As Missouri’s State Veterinarian, Dr. Linda Hickam is charged with identifying, controlling and eradicating animal disease within the state.
Minimizing the risk of disease among Missouri’s livestock is no small task. The state is home to roughly 4 million cattle and calves and nearly 3 million hogs and pigs, as well as about 200,000 horses and 80,000 sheep. More than 99,000 cattle, 1.1 million hogs and thousands of horses come into Missouri each year for shows, breeding and sales, as well.

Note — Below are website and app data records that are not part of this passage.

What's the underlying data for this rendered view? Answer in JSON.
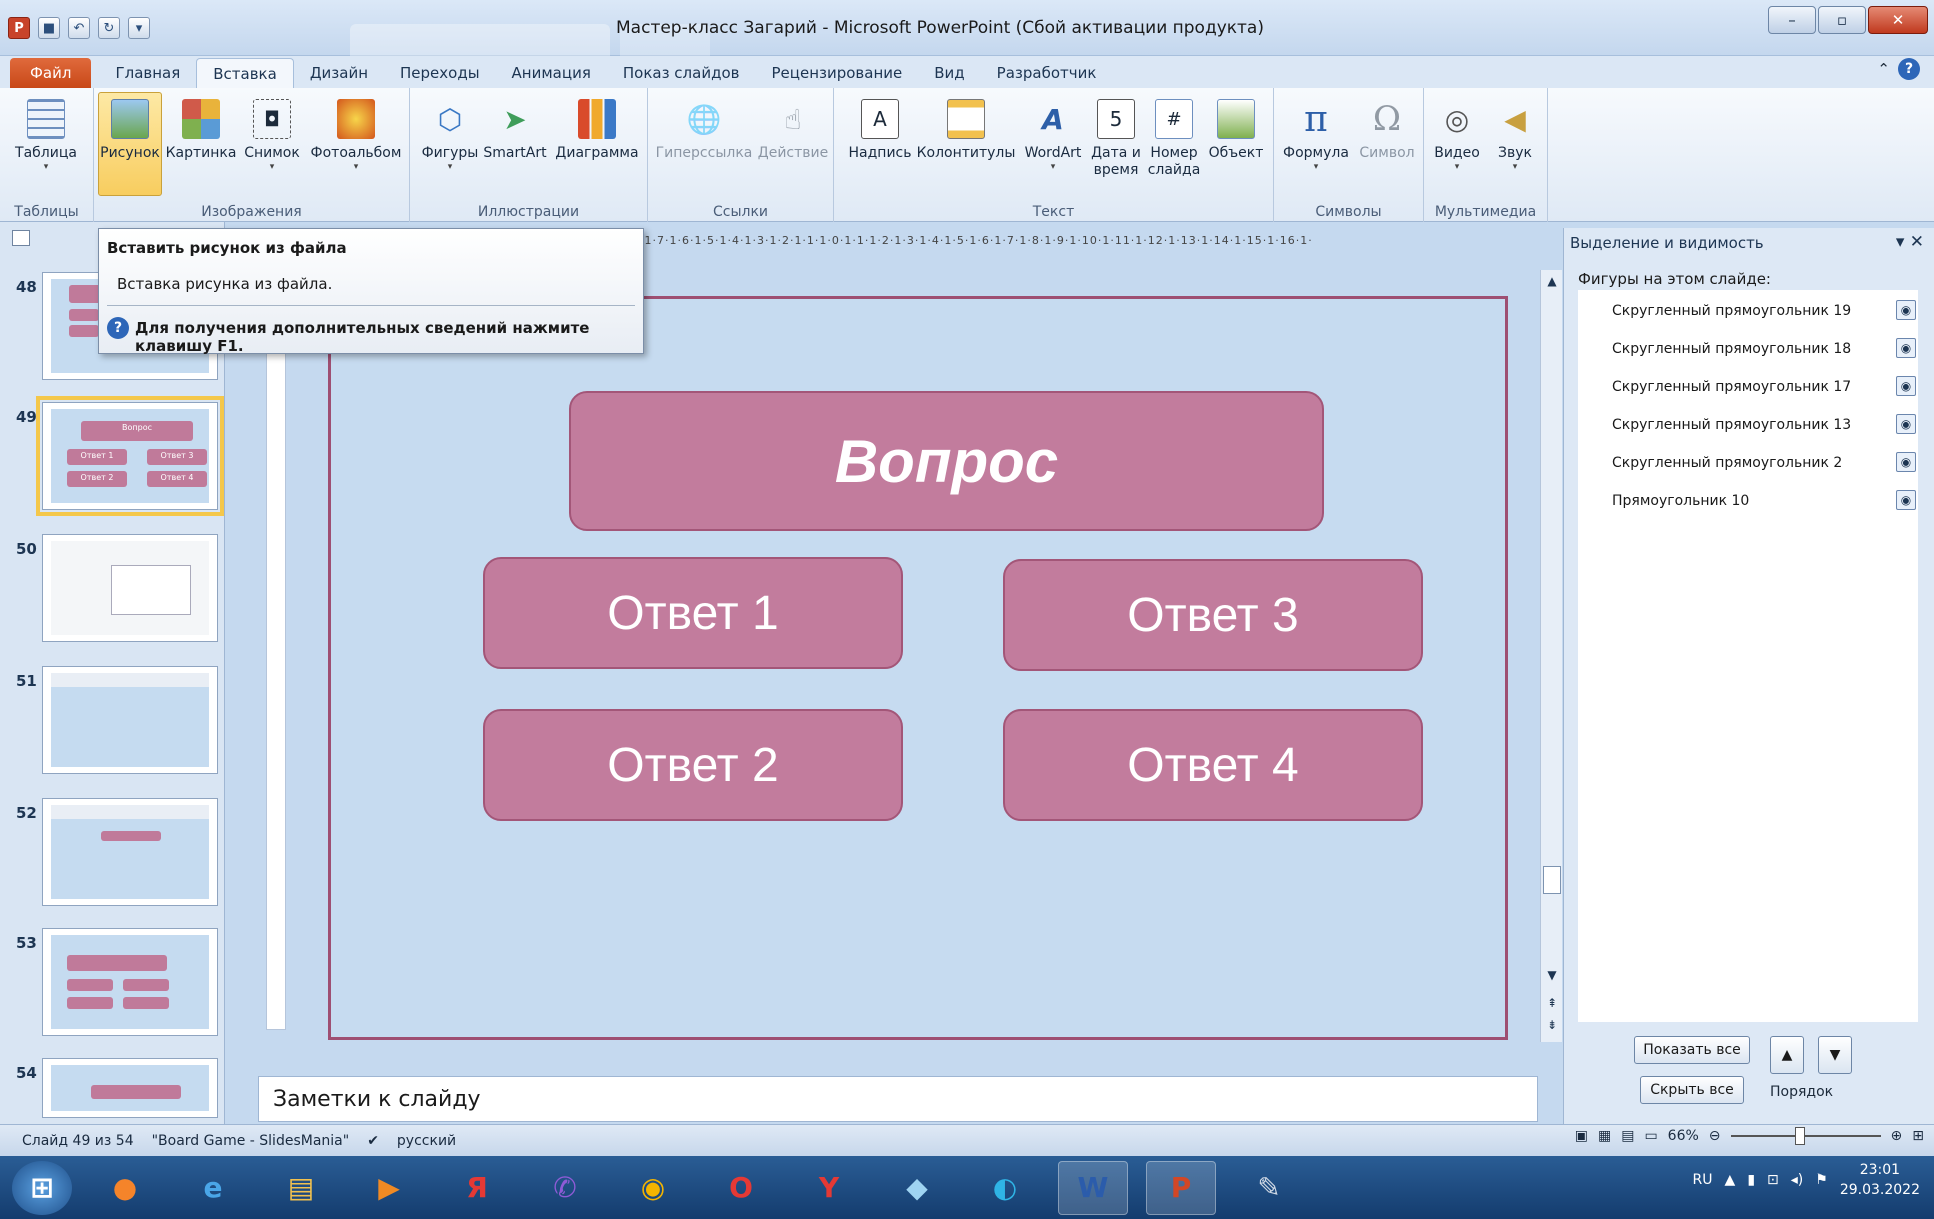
{
  "window": {
    "title": "Мастер-класс Загарий - Microsoft PowerPoint (Сбой активации продукта)"
  },
  "tabs": [
    {
      "label": "Файл"
    },
    {
      "label": "Главная"
    },
    {
      "label": "Вставка"
    },
    {
      "label": "Дизайн"
    },
    {
      "label": "Переходы"
    },
    {
      "label": "Анимация"
    },
    {
      "label": "Показ слайдов"
    },
    {
      "label": "Рецензирование"
    },
    {
      "label": "Вид"
    },
    {
      "label": "Разработчик"
    }
  ],
  "ribbon": {
    "groups": {
      "tables": "Таблицы",
      "images": "Изображения",
      "illustrations": "Иллюстрации",
      "links": "Ссылки",
      "text": "Текст",
      "symbols": "Символы",
      "media": "Мультимедиа"
    },
    "buttons": {
      "table": "Таблица",
      "picture": "Рисунок",
      "clipart": "Картинка",
      "screenshot": "Снимок",
      "album": "Фотоальбом",
      "shapes": "Фигуры",
      "smartart": "SmartArt",
      "chart": "Диаграмма",
      "hyperlink": "Гиперссылка",
      "action": "Действие",
      "textbox": "Надпись",
      "headerfooter": "Колонтитулы",
      "wordart": "WordArt",
      "datetime": "Дата и время",
      "slidenum": "Номер слайда",
      "object": "Объект",
      "equation": "Формула",
      "symbol": "Символ",
      "video": "Видео",
      "audio": "Звук"
    }
  },
  "tooltip": {
    "title": "Вставить рисунок из файла",
    "desc": "Вставка рисунка из файла.",
    "help": "Для получения дополнительных сведений нажмите клавишу F1."
  },
  "thumbnails": [
    {
      "num": "48"
    },
    {
      "num": "49"
    },
    {
      "num": "50"
    },
    {
      "num": "51"
    },
    {
      "num": "52"
    },
    {
      "num": "53"
    },
    {
      "num": "54"
    }
  ],
  "ruler": {
    "h": "·1·7·1·6·1·5·1·4·1·3·1·2·1·1·1·0·1·1·1·2·1·3·1·4·1·5·1·6·1·7·1·8·1·9·1·10·1·11·1·12·1·13·1·14·1·15·1·16·1·"
  },
  "slide": {
    "question": "Вопрос",
    "a1": "Ответ 1",
    "a2": "Ответ 2",
    "a3": "Ответ 3",
    "a4": "Ответ 4"
  },
  "mini": {
    "q": "Вопрос",
    "a1": "Ответ 1",
    "a2": "Ответ 2",
    "a3": "Ответ 3",
    "a4": "Ответ 4"
  },
  "selection_pane": {
    "title": "Выделение и видимость",
    "subtitle": "Фигуры на этом слайде:",
    "items": [
      "Скругленный прямоугольник 19",
      "Скругленный прямоугольник 18",
      "Скругленный прямоугольник 17",
      "Скругленный прямоугольник 13",
      "Скругленный прямоугольник 2",
      "Прямоугольник 10"
    ],
    "show_all": "Показать все",
    "hide_all": "Скрыть все",
    "order": "Порядок"
  },
  "notes": {
    "placeholder": "Заметки к слайду"
  },
  "status": {
    "slide": "Слайд 49 из 54",
    "theme": "\"Board Game - SlidesMania\"",
    "lang": "русский",
    "zoom": "66%"
  },
  "tray": {
    "lang": "RU",
    "time": "23:01",
    "date": "29.03.2022"
  },
  "colors": {
    "shape": "#c27c9d",
    "slide_bg": "#c6dbf0",
    "accent": "#f8cd5f"
  }
}
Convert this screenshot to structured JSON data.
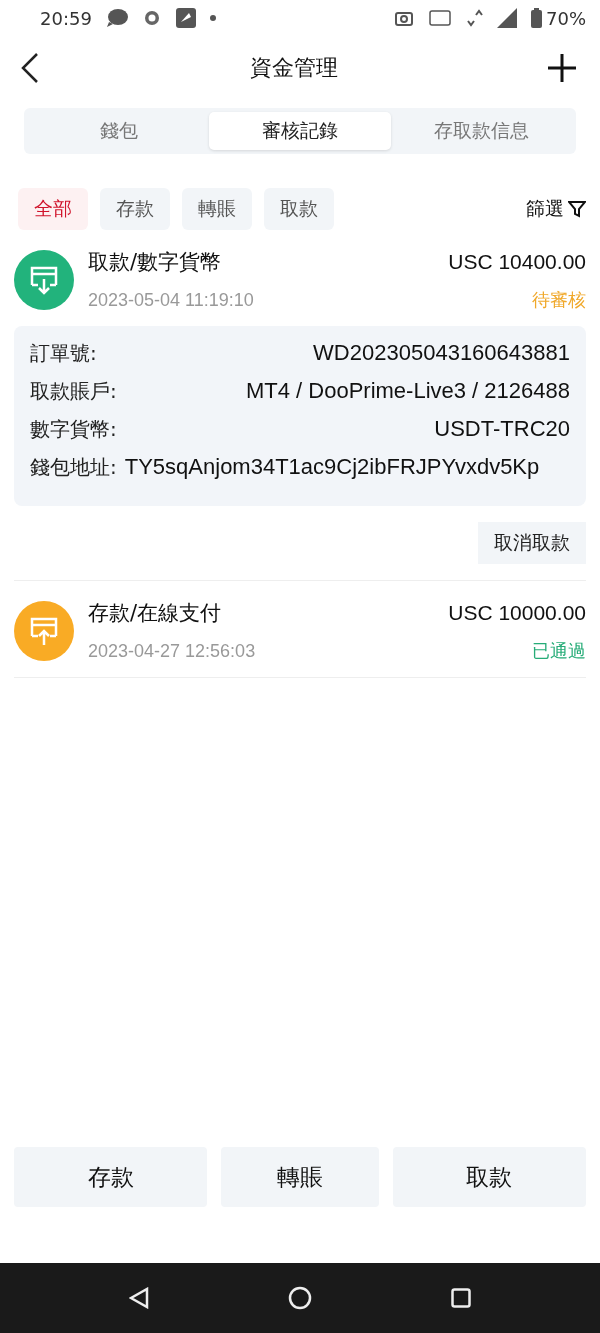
{
  "status_bar": {
    "time": "20:59",
    "battery": "70%"
  },
  "header": {
    "title": "資金管理"
  },
  "tabs": [
    {
      "label": "錢包",
      "selected": false
    },
    {
      "label": "審核記錄",
      "selected": true
    },
    {
      "label": "存取款信息",
      "selected": false
    }
  ],
  "filters": [
    {
      "label": "全部",
      "selected": true
    },
    {
      "label": "存款",
      "selected": false
    },
    {
      "label": "轉賬",
      "selected": false
    },
    {
      "label": "取款",
      "selected": false
    }
  ],
  "filter_button": "篩選",
  "records": [
    {
      "kind": "withdraw",
      "title": "取款/數字貨幣",
      "time": "2023-05-04 11:19:10",
      "amount": "USC 10400.00",
      "status": {
        "text": "待審核",
        "color": "#f0a82a"
      },
      "details": [
        {
          "label": "訂單號:",
          "value": "WD202305043160643881"
        },
        {
          "label": "取款賬戶:",
          "value": "MT4 / DooPrime-Live3 / 2126488"
        },
        {
          "label": "數字貨幣:",
          "value": "USDT-TRC20"
        },
        {
          "label": "錢包地址:",
          "value": "TY5sqAnjom34T1ac9Cj2ibFRJPYvxdv5Kp",
          "kind": "wrap"
        }
      ],
      "action": "取消取款"
    },
    {
      "kind": "deposit",
      "title": "存款/在線支付",
      "time": "2023-04-27 12:56:03",
      "amount": "USC 10000.00",
      "status": {
        "text": "已通過",
        "color": "#27ac78"
      }
    }
  ],
  "bottom_buttons": [
    "存款",
    "轉賬",
    "取款"
  ]
}
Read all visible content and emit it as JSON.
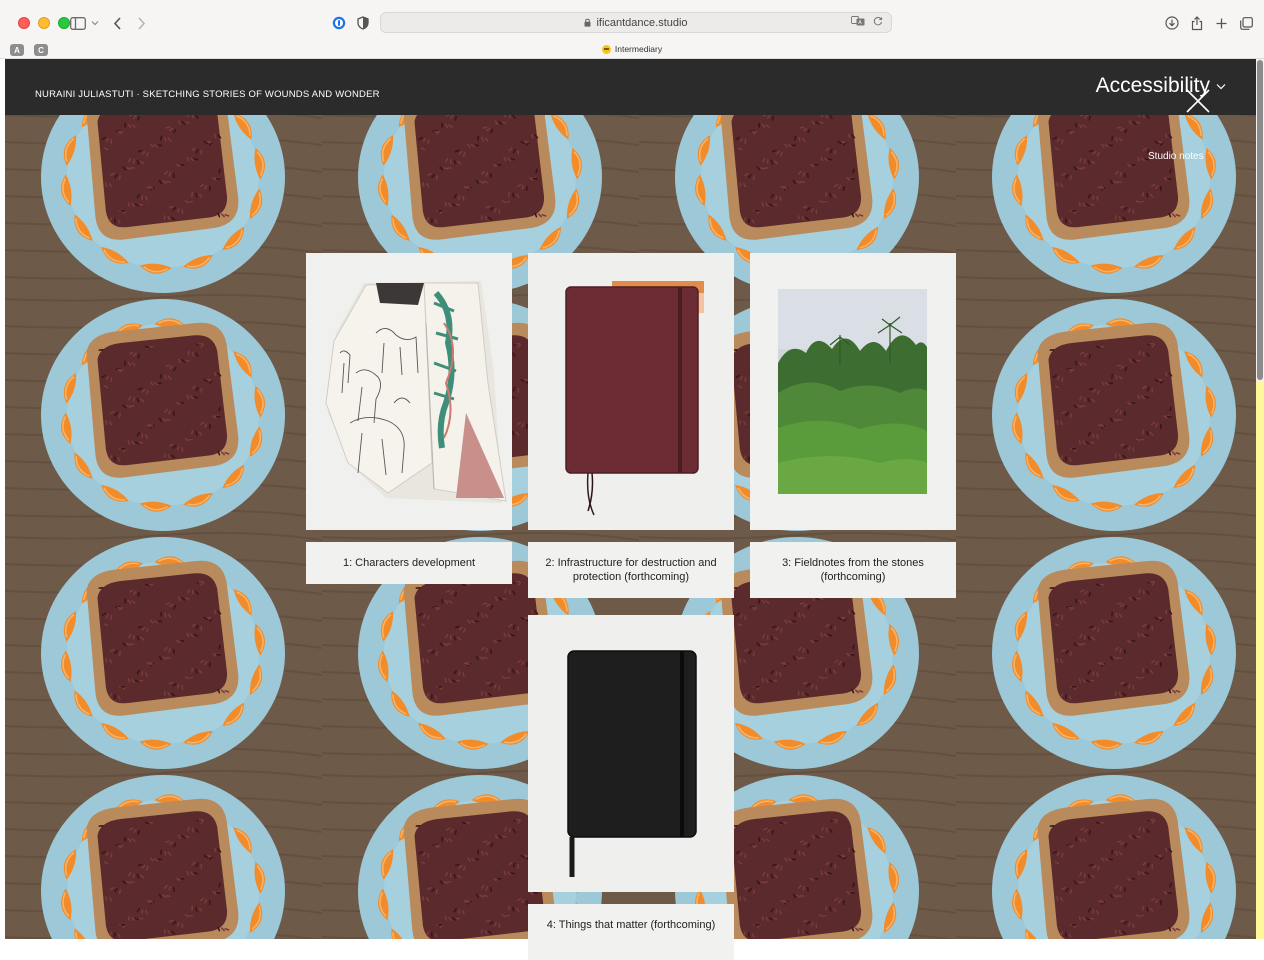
{
  "browser": {
    "url": "ificantdance.studio",
    "tab_title": "Intermediary",
    "tab_pills": [
      "A",
      "C"
    ],
    "colors": {
      "close": "#ff5f57",
      "minimize": "#febc2e",
      "zoom": "#28c840"
    }
  },
  "site": {
    "accessibility_label": "Accessibility",
    "page_title": "Nuraini Juliastuti · Sketching Stories of Wounds and Wonder",
    "studio_notes_label": "Studio notes",
    "colors": {
      "topbar": "#2b2b2b",
      "card": "#f1f1ef",
      "plate": "#9cc8d8",
      "table": "#6a5646"
    }
  },
  "cards": [
    {
      "label": "1: Characters development"
    },
    {
      "label": "2: Infrastructure for destruction and protection (forthcoming)"
    },
    {
      "label": "3: Fieldnotes from the stones (forthcoming)"
    },
    {
      "label": "4: Things that matter (forthcoming)"
    }
  ]
}
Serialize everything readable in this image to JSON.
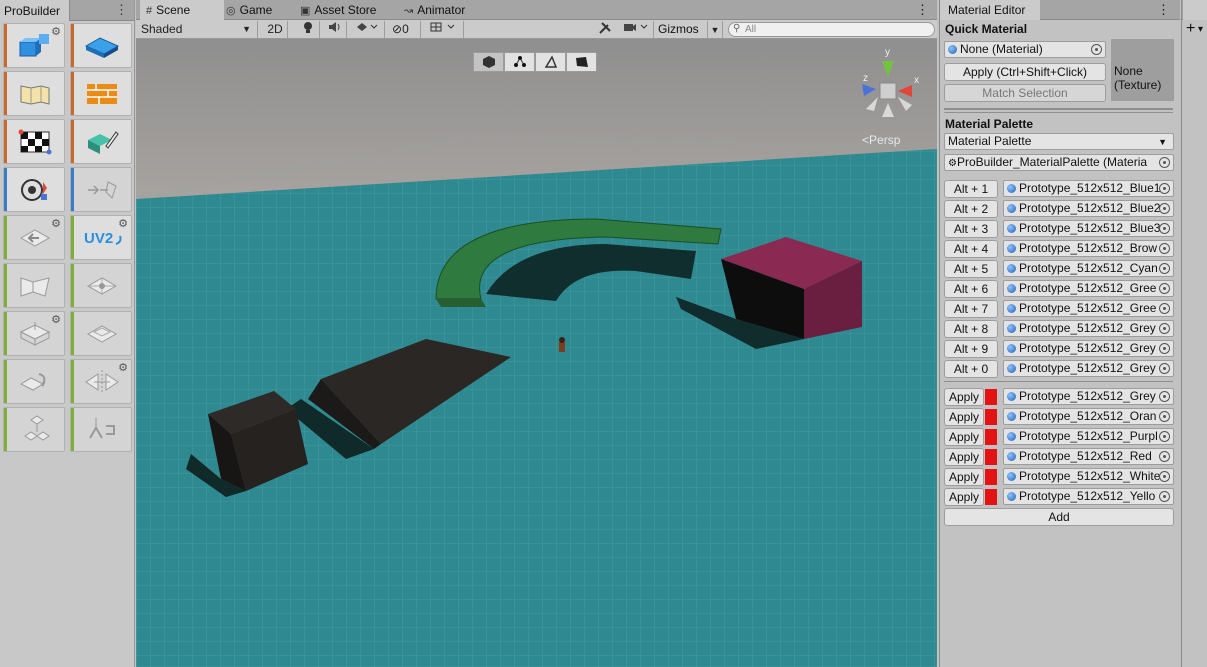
{
  "probuilder": {
    "tab_title": "ProBuilder",
    "menu_glyph": "⋮",
    "gear_glyph": "⚙",
    "tools": [
      {
        "name": "new-shape-icon",
        "strip": "#c9692c",
        "gear": true,
        "dim": false
      },
      {
        "name": "poly-shape-icon",
        "strip": "#c9692c",
        "gear": false,
        "dim": false
      },
      {
        "name": "smooth-groups-icon",
        "strip": "#c9692c",
        "gear": false,
        "dim": false
      },
      {
        "name": "material-editor-icon",
        "strip": "#c9692c",
        "gear": false,
        "dim": false
      },
      {
        "name": "uv-editor-icon",
        "strip": "#c9692c",
        "gear": false,
        "dim": false
      },
      {
        "name": "vertex-colors-icon",
        "strip": "#c9692c",
        "gear": false,
        "dim": false
      },
      {
        "name": "selection-tools-icon",
        "strip": "#3a7cc6",
        "gear": false,
        "dim": false
      },
      {
        "name": "grow-selection-icon",
        "strip": "#3a7cc6",
        "gear": false,
        "dim": true
      },
      {
        "name": "shrink-selection-icon",
        "strip": "#7fae3b",
        "gear": true,
        "dim": true
      },
      {
        "name": "lightmap-uvs-icon",
        "strip": "#7fae3b",
        "gear": true,
        "dim": false
      },
      {
        "name": "triangulate-icon",
        "strip": "#7fae3b",
        "gear": false,
        "dim": true
      },
      {
        "name": "center-pivot-icon",
        "strip": "#7fae3b",
        "gear": false,
        "dim": true
      },
      {
        "name": "conform-normals-icon",
        "strip": "#7fae3b",
        "gear": true,
        "dim": true
      },
      {
        "name": "export-icon",
        "strip": "#7fae3b",
        "gear": false,
        "dim": true
      },
      {
        "name": "flip-normals-icon",
        "strip": "#7fae3b",
        "gear": false,
        "dim": true
      },
      {
        "name": "mirror-objects-icon",
        "strip": "#7fae3b",
        "gear": true,
        "dim": true
      },
      {
        "name": "merge-objects-icon",
        "strip": "#7fae3b",
        "gear": false,
        "dim": true
      },
      {
        "name": "set-pivot-icon",
        "strip": "#7fae3b",
        "gear": false,
        "dim": true
      }
    ],
    "uv2_label": "UV2"
  },
  "scene": {
    "tabs": [
      {
        "label": "Scene",
        "icon": "#"
      },
      {
        "label": "Game",
        "icon": "◎"
      },
      {
        "label": "Asset Store",
        "icon": "▣"
      },
      {
        "label": "Animator",
        "icon": "↝"
      }
    ],
    "menu_glyph": "⋮",
    "toolbar": {
      "shading_mode": "Shaded",
      "two_d": "2D",
      "hidden_count": "0",
      "gizmos": "Gizmos",
      "search_placeholder": "All"
    },
    "projection_label": "Persp",
    "axis_labels": {
      "x": "x",
      "y": "y",
      "z": "z"
    }
  },
  "material_editor": {
    "tab_title": "Material Editor",
    "menu_glyph": "⋮",
    "quick_material_title": "Quick Material",
    "quick_material_field": "None (Material)",
    "apply_button": "Apply (Ctrl+Shift+Click)",
    "match_selection_button": "Match Selection",
    "texture_preview": "None (Texture)",
    "palette_title": "Material Palette",
    "palette_dropdown": "Material Palette",
    "palette_asset": "ProBuilder_MaterialPalette (Materia",
    "shortcut_rows": [
      {
        "shortcut": "Alt + 1",
        "material": "Prototype_512x512_Blue1"
      },
      {
        "shortcut": "Alt + 2",
        "material": "Prototype_512x512_Blue2"
      },
      {
        "shortcut": "Alt + 3",
        "material": "Prototype_512x512_Blue3"
      },
      {
        "shortcut": "Alt + 4",
        "material": "Prototype_512x512_Brow"
      },
      {
        "shortcut": "Alt + 5",
        "material": "Prototype_512x512_Cyan"
      },
      {
        "shortcut": "Alt + 6",
        "material": "Prototype_512x512_Gree"
      },
      {
        "shortcut": "Alt + 7",
        "material": "Prototype_512x512_Gree"
      },
      {
        "shortcut": "Alt + 8",
        "material": "Prototype_512x512_Grey"
      },
      {
        "shortcut": "Alt + 9",
        "material": "Prototype_512x512_Grey"
      },
      {
        "shortcut": "Alt + 0",
        "material": "Prototype_512x512_Grey"
      }
    ],
    "apply_rows": [
      {
        "label": "Apply",
        "material": "Prototype_512x512_Grey"
      },
      {
        "label": "Apply",
        "material": "Prototype_512x512_Oran"
      },
      {
        "label": "Apply",
        "material": "Prototype_512x512_Purpl"
      },
      {
        "label": "Apply",
        "material": "Prototype_512x512_Red"
      },
      {
        "label": "Apply",
        "material": "Prototype_512x512_White"
      },
      {
        "label": "Apply",
        "material": "Prototype_512x512_Yello"
      }
    ],
    "add_button": "Add"
  },
  "right_panel": {
    "plus": "+",
    "chevron": "▾"
  },
  "colors": {
    "accent_red": "#e41313",
    "ground": "#2e8a90",
    "sky": "#a9a9a9"
  }
}
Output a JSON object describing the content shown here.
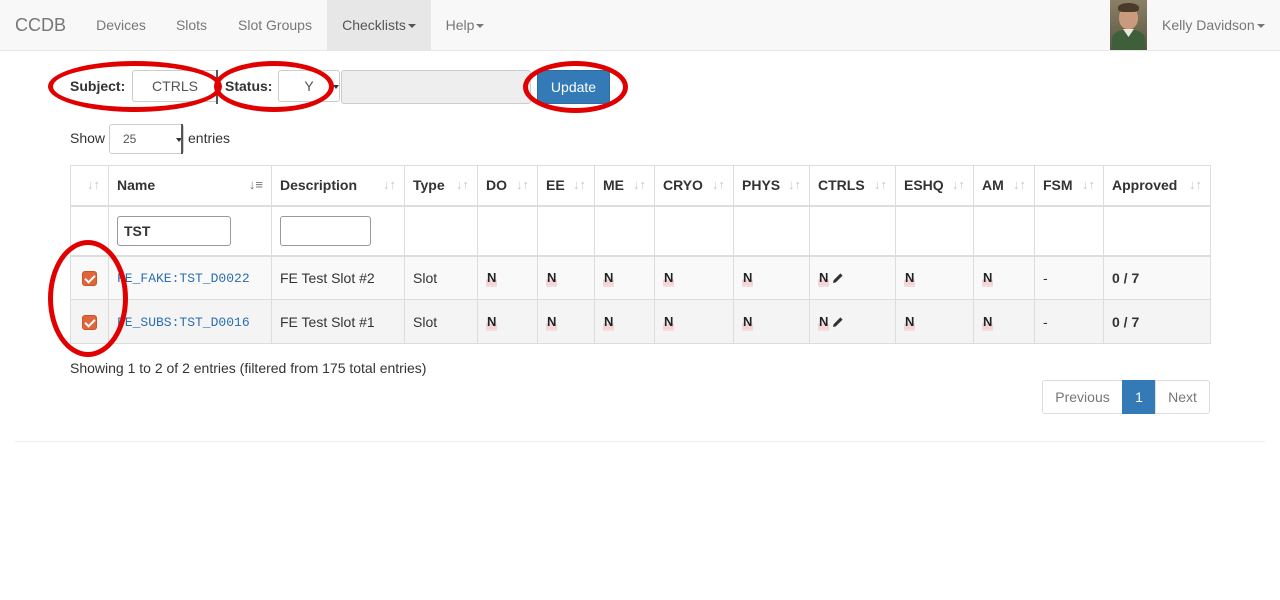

“The health of Missouri’s livestock is a leader among states,” Hickam says. “We take the health of our animals very seriously, and continue to invest in protecting our livestock and livestock producers from destructive and costly diseases.” Hickam also leads the Missouri Department of Agriculture’s Division of Animal Health, oversees operations at Missouri’s Veterinary Diagnostic Laboratories in Jefferson City and Springfield, and helps to establish regulations and policies affecting Missouri livestock and the farmers and farm families raising those animals.
Nationally, Missouri is a leader in the number of cattle and calves in the state, second only to Texas. Missouri’s cattle producers are a large part of the success of Missouri’s agriculture industry, one of the state’s major economic drivers.
The heavy load that comes with serving as Missouri’s leading animal health authority and ensuring that Missouri remains competitive in regional, national and international livestock markets is something Hickam sees as an opportunity.
When she was named Missouri’s State Veterinarian in September 2011, she became the first female state veterinarian in the United States, although she wouldn’t tell you that. For her, it’s about the opportunity to serve. A former high school agriculture and math instructor, Hickam graduated from the University of Missouri College of Veterinary Medicine. Most recently, she served as Missouri’s deputy state veterinarian and state epidemiologist.
As state veterinarian, Hickam has made raising awareness of diseases and improving testing a priority. She has traveled throughout the state speaking to local agricultural organizations and livestock associations about the risk of disease.
“Missouri is home to some of the most stringent animal health regulations and most rigorous testing,” Hickam says. “As technology continues to improve, we’ll see our tests for disease become even more sensitive and efficient for our veterinarians, producers and all others involved in animal care. It will be exciting to see opportunities and improvements in efficiency and animal health realized through future developments.”